The struggle to search for what is not seen rather than what is already visible is such a worthwhile effort, and so challenging. As a therapist, I was trained to listen to what is not being said. This is taking that idea to a whole different level. What is it that we are not thinking, what are we ignoring, that is right in front of our faces?
Robert Binet, a choreographer at the National Ballet of Canada, shared a similar sentiment, saying that ballet has a big role in keeping all doors open for young people, so they can excel and make choices that align with who they are. The very idea that success can come from including the whole person, rather than giving people the skills to fit into a pre-ordained model, reflects a larger change in society. It is new and exciting, and we don’t know where it will end up. But we can’t do anything other now, as the genie is out of the bottle in that regard.
I found out that Canada, through its National Ballet School, is playing a key role in balancing ballet’s discipline with inclusivity. Some years ago, NBS initiated Assemblée Internationale, a gathering of dancers and teachers from different ballet schools around the world to help young dancers learn and grow.
This year, many more schools, including some important schools founded by artists of colour, were included (expenses for all attendees were paid by NBS!). John said to me, “We’re not here to compete against each other. All performances will be by blended casts, so kids from different schools meet each other, learn different roles in a new work, spend a few hours in the studio and then present it on the stage.” The new work was one developed by Esie and Rob, mentioned above. Needless to say, it featured creativity and feeling.

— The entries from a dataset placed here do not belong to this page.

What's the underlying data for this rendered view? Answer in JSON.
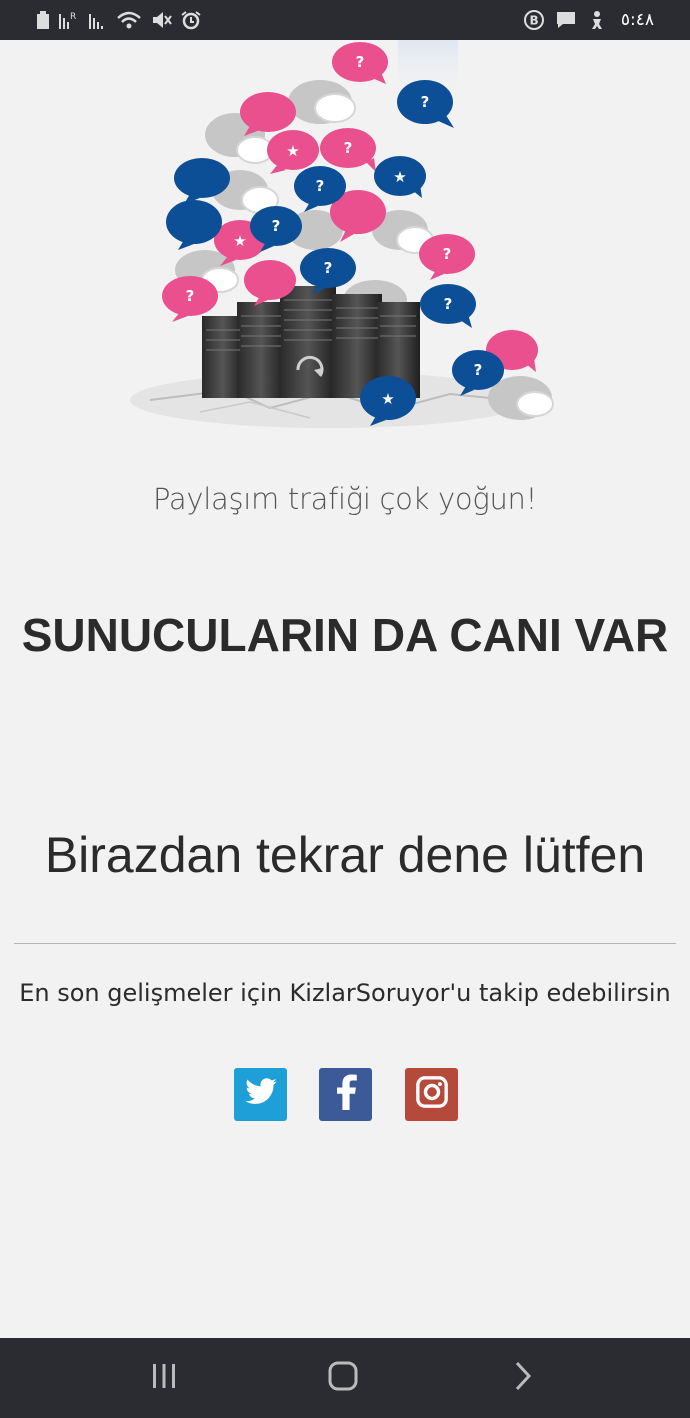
{
  "status_bar": {
    "time": "٥:٤٨",
    "icons": [
      "battery-icon",
      "signal-r-icon",
      "signal-icon",
      "wifi-icon",
      "mute-icon",
      "alarm-icon",
      "b-badge-icon",
      "message-icon",
      "accessibility-icon"
    ]
  },
  "page": {
    "illustration": "servers-speech-bubbles-illustration",
    "tagline": "Paylaşım trafiği çok yoğun!",
    "headline": "SUNUCULARIN DA CANI VAR",
    "subhead": "Birazdan tekrar dene lütfen",
    "follow_text": "En son gelişmeler için KizlarSoruyor'u takip edebilirsin"
  },
  "social": [
    {
      "name": "twitter",
      "icon": "twitter-icon",
      "color": "#1f9fd8"
    },
    {
      "name": "facebook",
      "icon": "facebook-icon",
      "color": "#3c5a98"
    },
    {
      "name": "instagram",
      "icon": "instagram-icon",
      "color": "#b54a3a"
    }
  ],
  "nav": {
    "buttons": [
      "recent-apps-icon",
      "home-icon",
      "back-icon"
    ]
  },
  "colors": {
    "background": "#f2f2f2",
    "bars": "#2b2c31",
    "bubble_pink": "#ea4f8e",
    "bubble_blue": "#0d4f97",
    "bubble_gray": "#c8c8c8"
  }
}
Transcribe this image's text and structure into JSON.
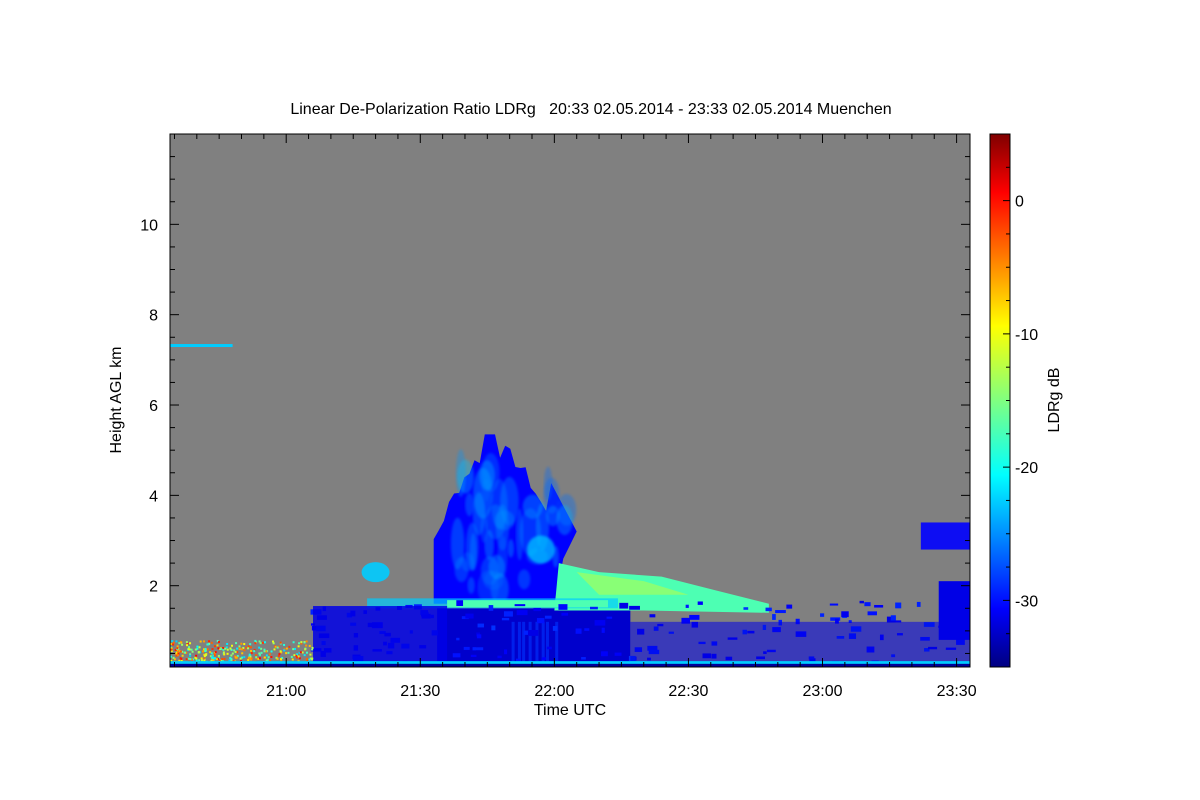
{
  "chart_data": {
    "type": "heatmap",
    "title": "Linear De-Polarization Ratio LDRg   20:33 02.05.2014 - 23:33 02.05.2014 Muenchen",
    "xlabel": "Time UTC",
    "ylabel": "Height AGL km",
    "xlim": [
      "20:34",
      "23:33"
    ],
    "ylim": [
      0.2,
      12.0
    ],
    "x_ticks": [
      "21:00",
      "21:30",
      "22:00",
      "22:30",
      "23:00",
      "23:30"
    ],
    "y_ticks": [
      "2",
      "4",
      "6",
      "8",
      "10"
    ],
    "colorbar": {
      "label": "LDRg dB",
      "range": [
        -35,
        5
      ],
      "ticks": [
        "0",
        "-10",
        "-20",
        "-30"
      ],
      "colormap": "jet"
    },
    "background_color": "#808080",
    "features": [
      {
        "kind": "convective cloud",
        "time_start": "21:47",
        "time_end": "22:04",
        "height_base_km": 1.6,
        "height_top_km": 5.4,
        "ldr_db": -30
      },
      {
        "kind": "melting layer",
        "time_start": "21:36",
        "time_end": "22:12",
        "height_km": 1.6,
        "ldr_db": -17
      },
      {
        "kind": "anvil / stratiform tail",
        "time_start": "22:04",
        "time_end": "22:48",
        "height_base_km": 1.4,
        "height_top_km": 2.2,
        "ldr_db": -17
      },
      {
        "kind": "cirrus",
        "time_start": "20:34",
        "time_end": "20:48",
        "height_km": 7.3,
        "ldr_db": -22
      },
      {
        "kind": "boundary layer",
        "time_start": "20:34",
        "time_end": "21:06",
        "height_base_km": 0.2,
        "height_top_km": 0.8,
        "ldr_db": -12
      },
      {
        "kind": "rain below melting layer",
        "time_start": "21:36",
        "time_end": "22:17",
        "height_base_km": 0.2,
        "height_top_km": 1.5,
        "ldr_db": -32
      },
      {
        "kind": "low cloud",
        "time_start": "23:22",
        "time_end": "23:33",
        "height_base_km": 2.8,
        "height_top_km": 3.4,
        "ldr_db": -30
      }
    ]
  }
}
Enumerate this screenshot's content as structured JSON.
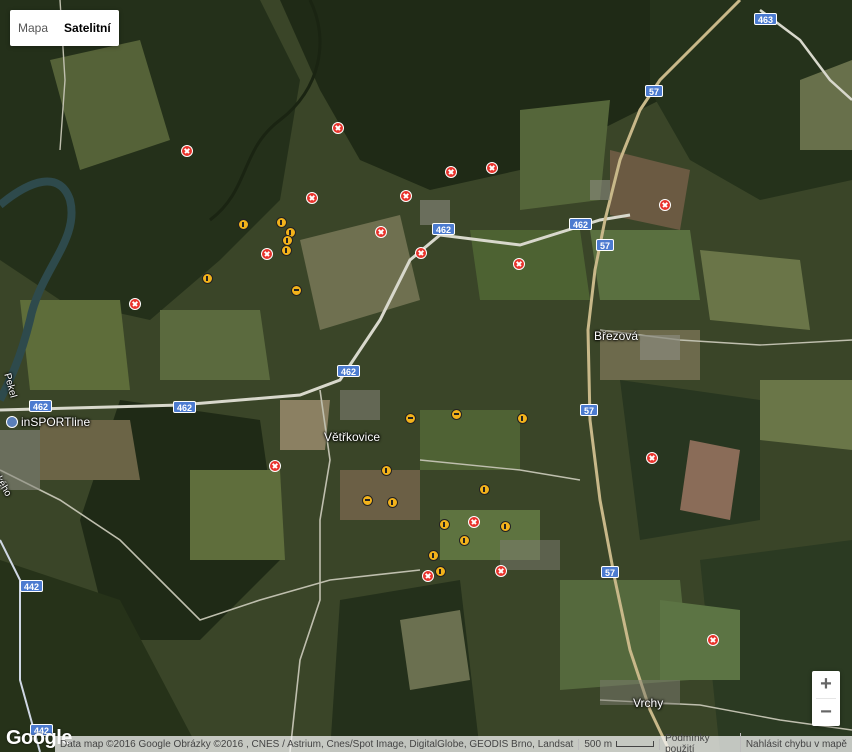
{
  "map_type": {
    "map_label": "Mapa",
    "satellite_label": "Satelitní",
    "active": "satellite"
  },
  "zoom": {
    "in_label": "+",
    "out_label": "−"
  },
  "road_shields": [
    {
      "id": "463",
      "label": "463"
    },
    {
      "id": "57a",
      "label": "57"
    },
    {
      "id": "462a",
      "label": "462"
    },
    {
      "id": "462b",
      "label": "462"
    },
    {
      "id": "57b",
      "label": "57"
    },
    {
      "id": "462c",
      "label": "462"
    },
    {
      "id": "462d",
      "label": "462"
    },
    {
      "id": "462e",
      "label": "462"
    },
    {
      "id": "57c",
      "label": "57"
    },
    {
      "id": "57d",
      "label": "57"
    },
    {
      "id": "442a",
      "label": "442"
    },
    {
      "id": "442b",
      "label": "442"
    }
  ],
  "places": [
    {
      "id": "brezova",
      "label": "Březová"
    },
    {
      "id": "vetrkovice",
      "label": "Větřkovice"
    },
    {
      "id": "vrchy",
      "label": "Vrchy"
    },
    {
      "id": "partial-left",
      "label": "ského"
    },
    {
      "id": "partial-left2",
      "label": "Pekel"
    }
  ],
  "poi": {
    "label": "inSPORTline",
    "icon": "shopping-icon"
  },
  "markers": {
    "red_count": 22,
    "yellow_count": 25,
    "red_icon": "closed-marker-icon",
    "yellow_icon": "info-marker-icon"
  },
  "footer": {
    "attribution": "Data map ©2016 Google Obrázky ©2016 , CNES / Astrium, Cnes/Spot Image, DigitalGlobe, GEODIS Brno, Landsat",
    "scale_label": "500 m",
    "terms_label": "Podmínky použití",
    "report_label": "Nahlásit chybu v mapě"
  },
  "logo_text": "Google",
  "colors": {
    "red_marker": "#e8332c",
    "yellow_marker": "#f2b21b",
    "shield": "#4c7bd0"
  }
}
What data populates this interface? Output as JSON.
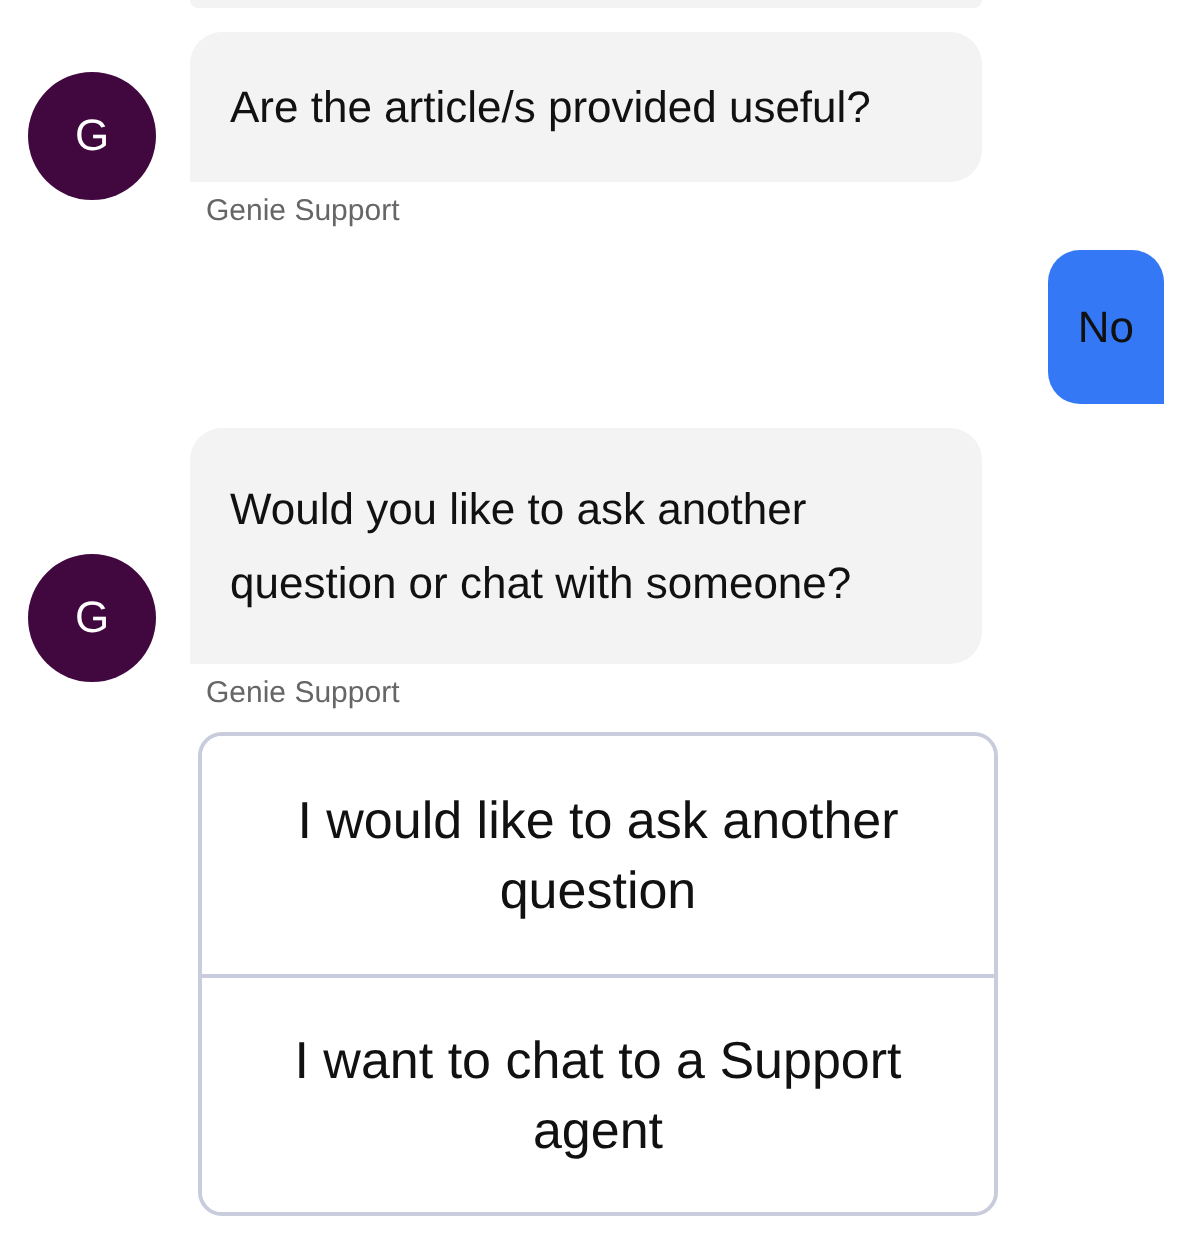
{
  "messages": [
    {
      "kind": "clipped"
    },
    {
      "kind": "bot",
      "avatar": "G",
      "text": "Are the article/s provided useful?",
      "sender": "Genie Support"
    },
    {
      "kind": "user",
      "text": "No"
    },
    {
      "kind": "bot",
      "avatar": "G",
      "text": "Would you like to ask another question or chat with someone?",
      "sender": "Genie Support"
    }
  ],
  "options": [
    "I would like to ask another question",
    "I want to chat to a Support agent"
  ]
}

Collaboration could really push ballet into new territories, making it more approachable and reflective of society. Sponsoring artistic projects can help brands reach new customers, while funding enables dance institutions to take risks with innovative productions. Small wins can make a big difference. Offering classes in under-served communities, providing scholarships, and making sure people with disabilities can participate all help create a radically expanded ballet world.
One amazing example is how Canada’s National Ballet School is helping people with dementia through ballet. A 20-minute film on YouTube, Dancer Not Dementia, is so beautiful it had me in tears. It includes comments from Mavis Staines, the Artistic Director and CEO of NBS, whose visionary leadership has been crucial to the concept of dance as an integral part of the broad community.
As I explored the changing world of ballet, I couldn’t help but feel excited about the future. Empowering the next generation of ballet dancers and promoting inclusivity is so important for keeping ballet relevant. New collaborations, diverse artistic styles, and a focus on inclusivity point towards a bright future for ballet, one where everyone can enjoy its beauty.
In the end, the transformation of ballet is not just about dance; it’s about the power of art to bring people together, regardless of their background, and to create a more vibrant world. How wonderful is that!
Are you a regular of ballet performances? Which ones are among your favorites? What do you think ballet lacks that can make it more attractive to all audiences?